Jesner v. Arab Bank (Decision April 24, 2018)

Procedural Law

Foreign terrorist attack victims will not be able to use the U.S. courts to get money damages from the Jordanian bank.

Both parties in this case are foreign. Jesner and the rest of the plaintiffs (from Israel) sued Arab Bank (of Jordan) claiming that the bank facilitated certain terrorist attacks in Israel, the West Bank and Gaza. The plaintiffs filed a suit in U.S. federal court under the Alien Tort Statute to recover monetary damages resulting from the attacks.

Jesner v Arab Bank Decision

Why were the Plaintiffs using U.S. courts? Because of the Alien Tort Statute.

And - the more particular question of this case - does the Alien Tort Statute work against a foreign corporation?

First, to explain the statute generally...

Alien Tort Statute

The Alien Tort Statute was established in 1789. A couple altercations had arisen to illustrate that Congress might want to address whether foreigners could use U.S. courts to sue for damages. For example, a French adventurer had assaulted a French diplomat in Philadelphia. The dispute seemed sufficiently connected to the U.S. that U.S. courts should be able to get involved.

But courts can only get involved if they have jurisdiction. At the time, they didn't have jurisdiction to hear suits like that from foreigners.

So Congress passed the Alien Tort Statute to provide jurisdiction. Jurisdiction gives someone the right to use a U.S. court, and the Alien Tort Statute only said: If a particular action would violate the international norms, then a foreigner has the right to use U.S. courts to request monetary damages from the wrongdoer.

There are a few important limitations here. One, jurisdiction under the ATS is only for civil actions (monetary damages). Two, the foreigner must allege that the defendant has broken an international norm. And three, the dispute must "touch and concern" the U.S. (Kiobel v. Royal Dutch Petroleum Co. (2013).

From the 18th Century to today

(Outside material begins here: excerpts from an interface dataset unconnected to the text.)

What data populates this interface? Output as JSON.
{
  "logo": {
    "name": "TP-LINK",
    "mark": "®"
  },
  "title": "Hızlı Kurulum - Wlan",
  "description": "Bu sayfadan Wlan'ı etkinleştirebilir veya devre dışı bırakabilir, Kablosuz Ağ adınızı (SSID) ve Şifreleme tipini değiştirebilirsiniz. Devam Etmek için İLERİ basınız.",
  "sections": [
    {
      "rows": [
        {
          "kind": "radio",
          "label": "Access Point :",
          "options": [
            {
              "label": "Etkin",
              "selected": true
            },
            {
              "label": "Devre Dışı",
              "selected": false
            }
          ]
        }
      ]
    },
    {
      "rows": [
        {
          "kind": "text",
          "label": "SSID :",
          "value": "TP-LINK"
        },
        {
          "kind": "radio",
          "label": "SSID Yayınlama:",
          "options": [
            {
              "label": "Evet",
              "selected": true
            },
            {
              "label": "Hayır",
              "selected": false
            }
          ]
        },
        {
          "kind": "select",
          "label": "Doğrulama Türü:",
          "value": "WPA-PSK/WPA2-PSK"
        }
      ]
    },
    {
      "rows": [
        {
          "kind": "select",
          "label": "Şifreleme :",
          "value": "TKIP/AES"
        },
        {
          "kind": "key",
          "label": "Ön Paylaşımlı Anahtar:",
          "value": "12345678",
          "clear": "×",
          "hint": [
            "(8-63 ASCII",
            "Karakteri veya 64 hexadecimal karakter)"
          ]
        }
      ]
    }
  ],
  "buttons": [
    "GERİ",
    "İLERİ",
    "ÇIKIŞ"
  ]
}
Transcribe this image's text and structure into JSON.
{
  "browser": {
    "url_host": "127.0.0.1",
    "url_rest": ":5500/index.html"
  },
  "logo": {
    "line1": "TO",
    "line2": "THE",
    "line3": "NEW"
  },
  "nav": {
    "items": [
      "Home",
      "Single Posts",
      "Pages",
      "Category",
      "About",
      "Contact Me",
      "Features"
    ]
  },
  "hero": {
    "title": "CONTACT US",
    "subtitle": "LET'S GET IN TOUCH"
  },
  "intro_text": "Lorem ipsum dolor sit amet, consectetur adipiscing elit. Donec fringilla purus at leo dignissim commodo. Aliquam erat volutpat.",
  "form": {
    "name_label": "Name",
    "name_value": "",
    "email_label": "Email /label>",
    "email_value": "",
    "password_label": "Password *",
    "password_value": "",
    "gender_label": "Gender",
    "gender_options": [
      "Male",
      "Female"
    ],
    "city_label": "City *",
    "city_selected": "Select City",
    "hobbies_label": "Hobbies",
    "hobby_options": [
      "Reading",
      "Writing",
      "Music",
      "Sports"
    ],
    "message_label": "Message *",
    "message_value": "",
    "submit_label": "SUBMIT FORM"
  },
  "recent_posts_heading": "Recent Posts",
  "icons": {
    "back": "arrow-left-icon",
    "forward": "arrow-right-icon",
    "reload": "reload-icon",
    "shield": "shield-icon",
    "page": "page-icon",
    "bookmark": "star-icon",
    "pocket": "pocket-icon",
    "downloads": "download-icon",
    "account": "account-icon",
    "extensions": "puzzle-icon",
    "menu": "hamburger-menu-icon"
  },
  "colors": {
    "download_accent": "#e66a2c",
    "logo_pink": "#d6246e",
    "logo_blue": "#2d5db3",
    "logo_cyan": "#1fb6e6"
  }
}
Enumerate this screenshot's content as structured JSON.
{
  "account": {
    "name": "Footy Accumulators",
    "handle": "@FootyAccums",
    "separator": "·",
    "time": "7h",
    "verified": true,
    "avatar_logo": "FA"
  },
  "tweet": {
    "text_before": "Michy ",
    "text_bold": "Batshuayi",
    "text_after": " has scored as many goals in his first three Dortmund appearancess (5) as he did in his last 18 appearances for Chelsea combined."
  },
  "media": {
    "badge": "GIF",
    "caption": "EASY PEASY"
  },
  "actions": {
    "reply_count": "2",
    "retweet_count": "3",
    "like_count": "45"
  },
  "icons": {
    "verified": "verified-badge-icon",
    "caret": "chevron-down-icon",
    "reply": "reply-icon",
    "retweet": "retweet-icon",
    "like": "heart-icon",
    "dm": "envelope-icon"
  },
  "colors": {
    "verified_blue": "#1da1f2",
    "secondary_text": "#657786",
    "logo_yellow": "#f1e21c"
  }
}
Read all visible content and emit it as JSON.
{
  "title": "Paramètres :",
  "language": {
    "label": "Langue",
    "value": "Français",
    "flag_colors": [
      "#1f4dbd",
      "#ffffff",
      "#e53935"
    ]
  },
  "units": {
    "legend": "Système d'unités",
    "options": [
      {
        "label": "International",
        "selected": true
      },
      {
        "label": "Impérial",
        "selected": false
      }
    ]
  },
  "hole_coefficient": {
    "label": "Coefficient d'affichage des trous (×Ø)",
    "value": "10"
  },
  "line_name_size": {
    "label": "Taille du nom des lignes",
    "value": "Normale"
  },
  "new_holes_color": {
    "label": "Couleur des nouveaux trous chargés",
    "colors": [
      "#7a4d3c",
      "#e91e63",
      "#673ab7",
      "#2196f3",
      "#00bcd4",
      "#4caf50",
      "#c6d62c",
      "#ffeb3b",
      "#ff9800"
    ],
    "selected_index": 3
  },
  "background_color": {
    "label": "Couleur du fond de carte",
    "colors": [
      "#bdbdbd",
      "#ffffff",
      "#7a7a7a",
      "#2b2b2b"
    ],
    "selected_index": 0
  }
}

At the time the ATS was passed, international norms spoke about things like piracy on the seas, slave trading, and diplomatic rights. They didn't include some of the more modern norms of international law, like the one alleged in this case: facilitation of financial support to terrorist activity.

After the ATS was passed, it wasn't used much. Not until the 20th Century, when international law became more recognized (think WWII and crimes against humanity). By the time cases started appearing in the courts under the ATS, it had been so long, that the courts had to figure out what types of cases the law actually allowed into courts. 

Bright-line limit

This case gave the Court an opportunity to declare a limit to the Alien Tort Statute's jurisdictional grant. The question was: does the statute allow plaintiffs to pull foreign corporations into court?

The Court said no.

The Alien Tort Statute, it reminds us, is only meant to provide a right to get into court for violations of international norms recognized at the time the ATS was passed. And the statute was meant to resolve potential issues of diplomacy, not to cause more complications. Bringing foreign corporations into it changes the entire nature of what was intended.

For one, what was meant to be a right to use U.S. courts for things uniquely connected to the U.S. would - with the inclusion of foreign corporate liability - "ha[ve] the potential to involve groups of foreign plaintiffs suing foreign corporations in the United States for alleged human-rights violations in other nations." Furthermore, the international norms the statute intended were a mere modest set. The types of actions that the U.S. could get itself into redressing in relation to multinational corporations is vast. 

When it comes down to it, the Court said, it's not the judicial branch's role to extend the ATS to suits against foreign corporations. It would be Congress' role to consider all of those implications, if Congress so desired.